> **HOW TO COMPLETE THIS TASK**: Write out the data below in full, please. Keep every character as given.

> **THE DATA**:
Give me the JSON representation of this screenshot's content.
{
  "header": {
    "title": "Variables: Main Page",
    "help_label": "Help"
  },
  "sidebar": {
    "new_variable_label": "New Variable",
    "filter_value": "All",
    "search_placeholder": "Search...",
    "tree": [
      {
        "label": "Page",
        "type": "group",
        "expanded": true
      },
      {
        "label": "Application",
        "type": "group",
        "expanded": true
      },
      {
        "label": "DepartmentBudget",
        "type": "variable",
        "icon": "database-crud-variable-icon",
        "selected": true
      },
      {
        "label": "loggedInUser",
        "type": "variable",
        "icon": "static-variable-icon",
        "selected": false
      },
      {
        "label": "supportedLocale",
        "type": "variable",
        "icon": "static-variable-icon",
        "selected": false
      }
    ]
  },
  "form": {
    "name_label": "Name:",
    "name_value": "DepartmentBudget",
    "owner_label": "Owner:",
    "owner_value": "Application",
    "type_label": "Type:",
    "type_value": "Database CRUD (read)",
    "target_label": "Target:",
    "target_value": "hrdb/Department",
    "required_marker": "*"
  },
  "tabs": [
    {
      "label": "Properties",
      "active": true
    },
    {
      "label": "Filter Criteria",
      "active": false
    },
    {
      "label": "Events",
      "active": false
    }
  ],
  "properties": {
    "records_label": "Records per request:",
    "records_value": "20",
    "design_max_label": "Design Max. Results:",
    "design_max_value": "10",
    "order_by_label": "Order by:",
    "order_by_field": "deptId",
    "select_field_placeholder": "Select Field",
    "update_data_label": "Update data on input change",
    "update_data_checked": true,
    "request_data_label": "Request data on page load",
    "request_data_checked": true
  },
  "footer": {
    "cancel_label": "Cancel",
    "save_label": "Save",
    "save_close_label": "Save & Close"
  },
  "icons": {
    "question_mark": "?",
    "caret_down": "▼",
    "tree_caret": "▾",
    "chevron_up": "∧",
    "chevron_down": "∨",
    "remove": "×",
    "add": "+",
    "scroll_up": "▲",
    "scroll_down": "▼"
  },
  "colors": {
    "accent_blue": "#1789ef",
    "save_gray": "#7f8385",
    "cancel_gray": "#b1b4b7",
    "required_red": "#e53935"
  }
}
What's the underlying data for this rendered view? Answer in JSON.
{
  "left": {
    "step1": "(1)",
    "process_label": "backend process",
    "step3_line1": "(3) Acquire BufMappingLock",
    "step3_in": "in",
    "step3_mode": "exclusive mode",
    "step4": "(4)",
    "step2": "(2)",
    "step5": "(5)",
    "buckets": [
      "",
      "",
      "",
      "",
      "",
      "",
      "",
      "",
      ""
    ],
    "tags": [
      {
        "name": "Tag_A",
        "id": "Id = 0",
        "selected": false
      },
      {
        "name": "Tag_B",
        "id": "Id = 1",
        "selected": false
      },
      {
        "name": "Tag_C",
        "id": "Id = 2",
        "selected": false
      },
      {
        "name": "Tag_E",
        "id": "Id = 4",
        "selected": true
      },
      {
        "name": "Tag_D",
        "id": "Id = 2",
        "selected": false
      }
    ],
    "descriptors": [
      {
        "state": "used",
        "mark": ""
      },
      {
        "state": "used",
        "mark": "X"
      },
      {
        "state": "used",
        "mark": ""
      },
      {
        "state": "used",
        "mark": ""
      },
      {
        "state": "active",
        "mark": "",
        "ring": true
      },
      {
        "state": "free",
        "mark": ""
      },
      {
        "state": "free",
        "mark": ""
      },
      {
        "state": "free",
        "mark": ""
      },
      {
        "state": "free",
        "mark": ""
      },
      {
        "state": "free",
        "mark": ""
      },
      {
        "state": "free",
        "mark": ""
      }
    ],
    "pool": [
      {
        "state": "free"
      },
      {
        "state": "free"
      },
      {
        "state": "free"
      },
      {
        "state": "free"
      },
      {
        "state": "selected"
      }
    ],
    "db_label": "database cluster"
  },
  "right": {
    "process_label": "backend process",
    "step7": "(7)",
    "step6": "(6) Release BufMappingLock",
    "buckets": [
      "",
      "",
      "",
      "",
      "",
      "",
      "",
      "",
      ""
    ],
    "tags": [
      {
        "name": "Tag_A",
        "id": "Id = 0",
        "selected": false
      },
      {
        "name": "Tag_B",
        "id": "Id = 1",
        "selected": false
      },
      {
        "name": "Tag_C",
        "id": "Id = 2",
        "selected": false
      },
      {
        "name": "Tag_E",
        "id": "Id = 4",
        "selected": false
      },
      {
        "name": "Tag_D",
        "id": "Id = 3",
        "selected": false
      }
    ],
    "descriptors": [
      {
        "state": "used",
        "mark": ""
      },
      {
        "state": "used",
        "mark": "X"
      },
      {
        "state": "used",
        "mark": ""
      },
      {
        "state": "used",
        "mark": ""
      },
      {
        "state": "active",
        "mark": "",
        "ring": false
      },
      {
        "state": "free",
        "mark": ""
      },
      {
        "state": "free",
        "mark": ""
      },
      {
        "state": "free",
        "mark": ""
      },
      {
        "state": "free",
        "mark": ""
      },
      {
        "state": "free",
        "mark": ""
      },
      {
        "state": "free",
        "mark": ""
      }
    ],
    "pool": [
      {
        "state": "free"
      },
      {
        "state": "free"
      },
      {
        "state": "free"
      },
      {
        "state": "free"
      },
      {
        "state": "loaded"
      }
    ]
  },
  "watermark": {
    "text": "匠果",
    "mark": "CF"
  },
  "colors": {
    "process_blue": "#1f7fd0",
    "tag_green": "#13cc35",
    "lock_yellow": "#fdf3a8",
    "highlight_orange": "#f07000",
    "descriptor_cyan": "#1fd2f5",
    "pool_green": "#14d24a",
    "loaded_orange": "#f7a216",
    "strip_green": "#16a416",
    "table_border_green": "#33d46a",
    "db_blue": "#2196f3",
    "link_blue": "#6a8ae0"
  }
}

> **TASK OUTPUT**:
Give me the JSON representation of this screenshot's content.
{
  "header": {
    "title": "Variables: Main Page",
    "help_label": "Help"
  },
  "sidebar": {
    "new_variable_label": "New Variable",
    "filter_value": "All",
    "search_placeholder": "Search...",
    "tree": [
      {
        "label": "Page",
        "type": "group",
        "expanded": true
      },
      {
        "label": "Application",
        "type": "group",
        "expanded": true
      },
      {
        "label": "DepartmentBudget",
        "type": "variable",
        "icon": "database-crud-variable-icon",
        "selected": true
      },
      {
        "label": "loggedInUser",
        "type": "variable",
        "icon": "static-variable-icon",
        "selected": false
      },
      {
        "label": "supportedLocale",
        "type": "variable",
        "icon": "static-variable-icon",
        "selected": false
      }
    ]
  },
  "form": {
    "name_label": "Name:",
    "name_value": "DepartmentBudget",
    "owner_label": "Owner:",
    "owner_value": "Application",
    "type_label": "Type:",
    "type_value": "Database CRUD (read)",
    "target_label": "Target:",
    "target_value": "hrdb/Department",
    "required_marker": "*"
  },
  "tabs": [
    {
      "label": "Properties",
      "active": true
    },
    {
      "label": "Filter Criteria",
      "active": false
    },
    {
      "label": "Events",
      "active": false
    }
  ],
  "properties": {
    "records_label": "Records per request:",
    "records_value": "20",
    "design_max_label": "Design Max. Results:",
    "design_max_value": "10",
    "order_by_label": "Order by:",
    "order_by_field": "deptId",
    "select_field_placeholder": "Select Field",
    "update_data_label": "Update data on input change",
    "update_data_checked": true,
    "request_data_label": "Request data on page load",
    "request_data_checked": true
  },
  "footer": {
    "cancel_label": "Cancel",
    "save_label": "Save",
    "save_close_label": "Save & Close"
  },
  "icons": {
    "question_mark": "?",
    "caret_down": "▼",
    "tree_caret": "▾",
    "chevron_up": "∧",
    "chevron_down": "∨",
    "remove": "×",
    "add": "+",
    "scroll_up": "▲",
    "scroll_down": "▼"
  },
  "colors": {
    "accent_blue": "#1789ef",
    "save_gray": "#7f8385",
    "cancel_gray": "#b1b4b7",
    "required_red": "#e53935"
  }
}
What's the underlying data for this rendered view? Answer in JSON.
{
  "left": {
    "step1": "(1)",
    "process_label": "backend process",
    "step3_line1": "(3) Acquire BufMappingLock",
    "step3_in": "in",
    "step3_mode": "exclusive mode",
    "step4": "(4)",
    "step2": "(2)",
    "step5": "(5)",
    "buckets": [
      "",
      "",
      "",
      "",
      "",
      "",
      "",
      "",
      ""
    ],
    "tags": [
      {
        "name": "Tag_A",
        "id": "Id = 0",
        "selected": false
      },
      {
        "name": "Tag_B",
        "id": "Id = 1",
        "selected": false
      },
      {
        "name": "Tag_C",
        "id": "Id = 2",
        "selected": false
      },
      {
        "name": "Tag_E",
        "id": "Id = 4",
        "selected": true
      },
      {
        "name": "Tag_D",
        "id": "Id = 2",
        "selected": false
      }
    ],
    "descriptors": [
      {
        "state": "used",
        "mark": ""
      },
      {
        "state": "used",
        "mark": "X"
      },
      {
        "state": "used",
        "mark": ""
      },
      {
        "state": "used",
        "mark": ""
      },
      {
        "state": "active",
        "mark": "",
        "ring": true
      },
      {
        "state": "free",
        "mark": ""
      },
      {
        "state": "free",
        "mark": ""
      },
      {
        "state": "free",
        "mark": ""
      },
      {
        "state": "free",
        "mark": ""
      },
      {
        "state": "free",
        "mark": ""
      },
      {
        "state": "free",
        "mark": ""
      }
    ],
    "pool": [
      {
        "state": "free"
      },
      {
        "state": "free"
      },
      {
        "state": "free"
      },
      {
        "state": "free"
      },
      {
        "state": "selected"
      }
    ],
    "db_label": "database cluster"
  },
  "right": {
    "process_label": "backend process",
    "step7": "(7)",
    "step6": "(6) Release BufMappingLock",
    "buckets": [
      "",
      "",
      "",
      "",
      "",
      "",
      "",
      "",
      ""
    ],
    "tags": [
      {
        "name": "Tag_A",
        "id": "Id = 0",
        "selected": false
      },
      {
        "name": "Tag_B",
        "id": "Id = 1",
        "selected": false
      },
      {
        "name": "Tag_C",
        "id": "Id = 2",
        "selected": false
      },
      {
        "name": "Tag_E",
        "id": "Id = 4",
        "selected": false
      },
      {
        "name": "Tag_D",
        "id": "Id = 3",
        "selected": false
      }
    ],
    "descriptors": [
      {
        "state": "used",
        "mark": ""
      },
      {
        "state": "used",
        "mark": "X"
      },
      {
        "state": "used",
        "mark": ""
      },
      {
        "state": "used",
        "mark": ""
      },
      {
        "state": "active",
        "mark": "",
        "ring": false
      },
      {
        "state": "free",
        "mark": ""
      },
      {
        "state": "free",
        "mark": ""
      },
      {
        "state": "free",
        "mark": ""
      },
      {
        "state": "free",
        "mark": ""
      },
      {
        "state": "free",
        "mark": ""
      },
      {
        "state": "free",
        "mark": ""
      }
    ],
    "pool": [
      {
        "state": "free"
      },
      {
        "state": "free"
      },
      {
        "state": "free"
      },
      {
        "state": "free"
      },
      {
        "state": "loaded"
      }
    ]
  },
  "watermark": {
    "text": "匠果",
    "mark": "CF"
  },
  "colors": {
    "process_blue": "#1f7fd0",
    "tag_green": "#13cc35",
    "lock_yellow": "#fdf3a8",
    "highlight_orange": "#f07000",
    "descriptor_cyan": "#1fd2f5",
    "pool_green": "#14d24a",
    "loaded_orange": "#f7a216",
    "strip_green": "#16a416",
    "table_border_green": "#33d46a",
    "db_blue": "#2196f3",
    "link_blue": "#6a8ae0"
  }
}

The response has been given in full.